He was 17. Ecstasy and striking good looks gave him confidence beyond his years. We parted blowing wildly elaborate kisses at one another. How cruel his world is - to torment the rest of us with its anything-for-fun, eternally teenaged lifestyle.
Occasionally, I go to church. This Sunday, it was a "Family Service", which even parents loathe. We have to keep our Hellions quiet, putting on Christian-like airs and graces and mumbling "Don't do that, darling" through gritted teeth.
A group of young men was sitting behind us. They were smart: in chinos and fashionable short-sleeved, checked shirts. They were very camp. The vicar's helper rushed over to them, holding out his hand.
"Delighted to see you again," he smiled. The group stood up and, one by one, hugged him. At the microphone, a woman reminded us that "this is a family service, so children stay in".
The lads behind my two restless babies groaned dramatically.
"Shall we stick it out or wait to see how bad it gets and go to Starbucks halfway through?"
The vicar began reading Acts 2:42.
"This is going to be an exciting experience," he said, with typical happy-clappy enthusiasm.
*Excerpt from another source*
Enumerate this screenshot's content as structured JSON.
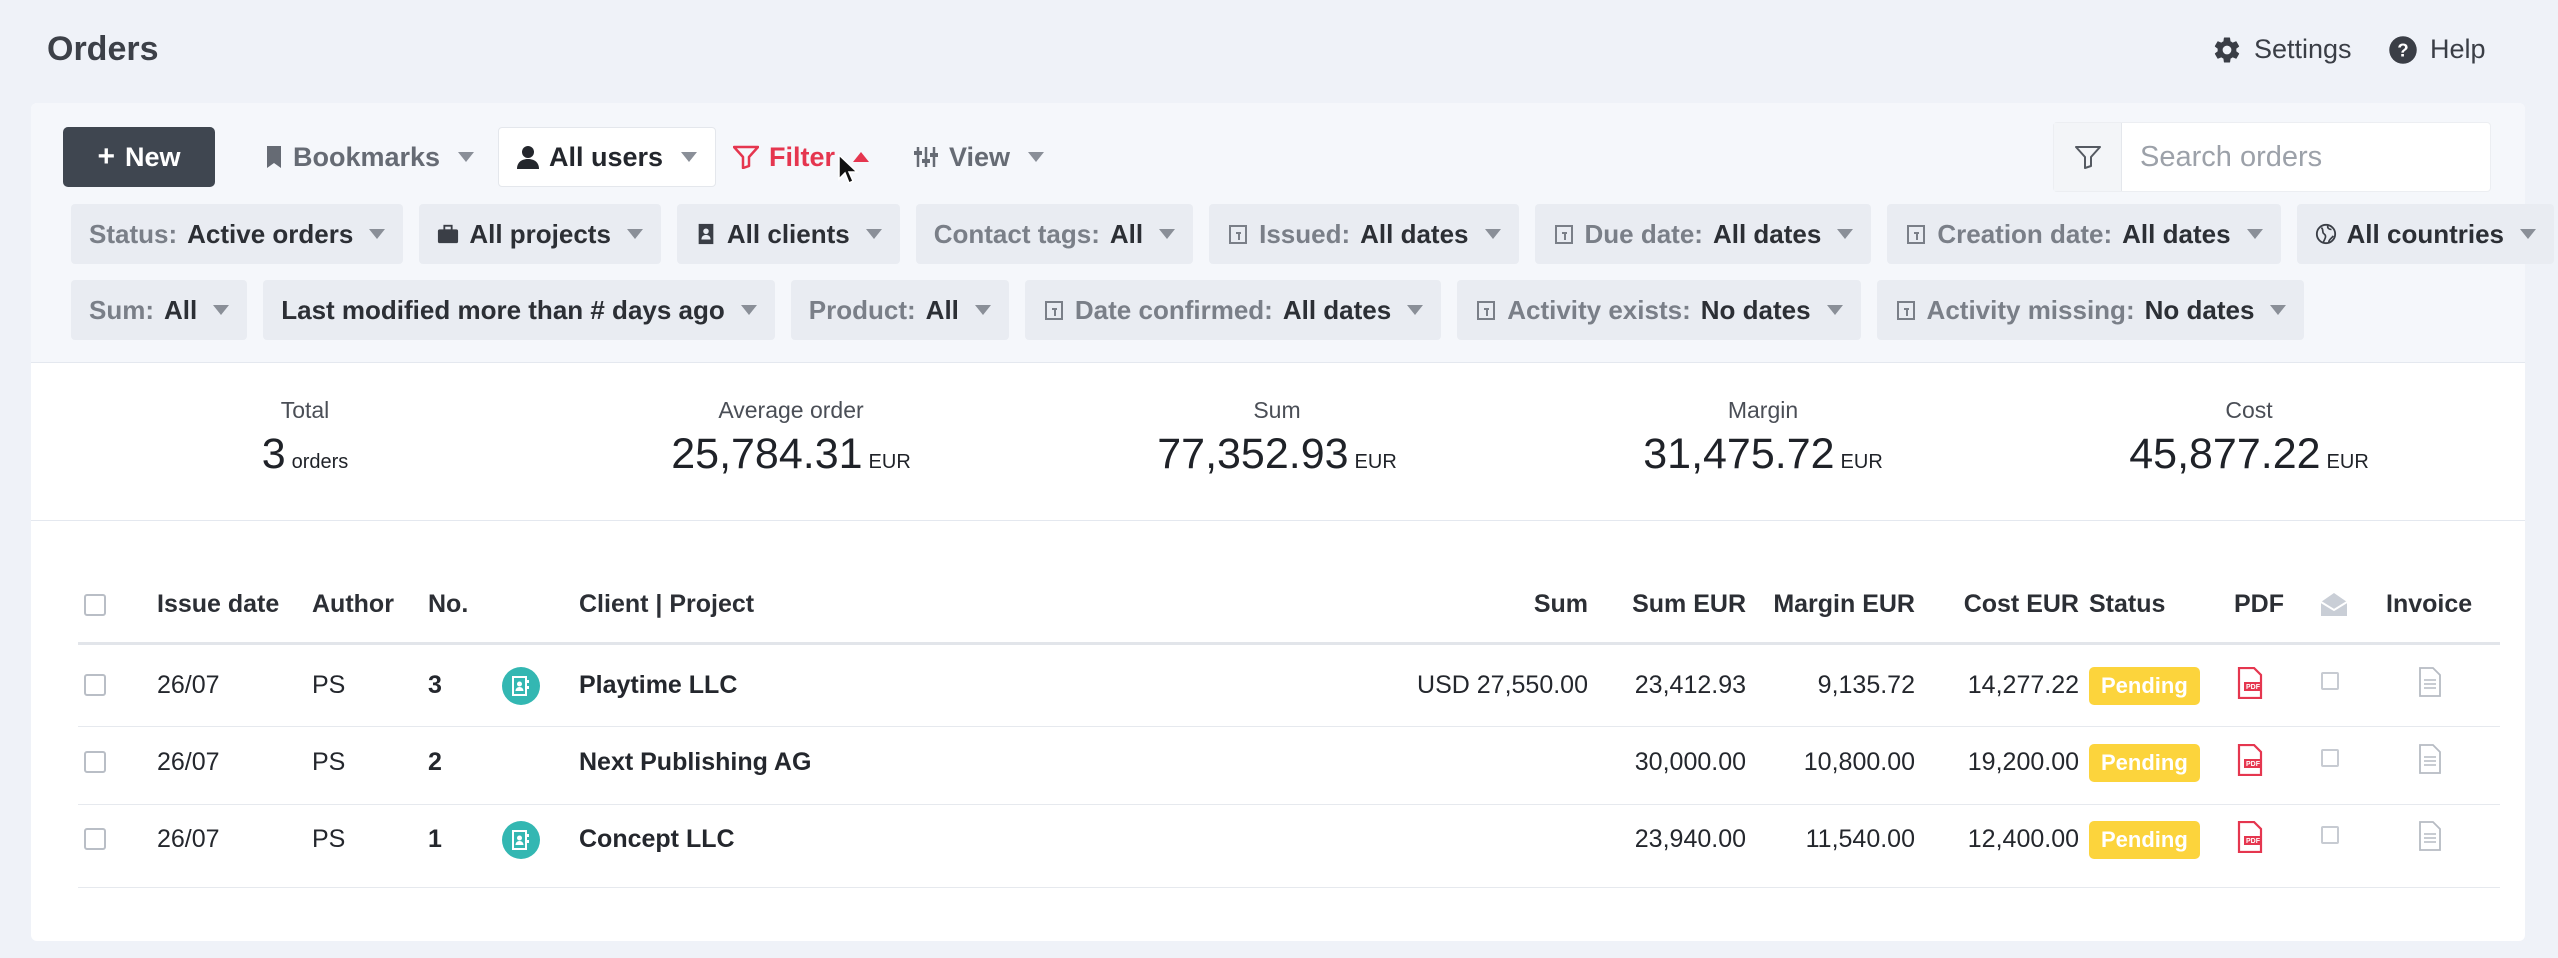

"Ooooh," giggled one of the boys. I laughed into my hymn sheet while the boys sang loudly and prayed fervently.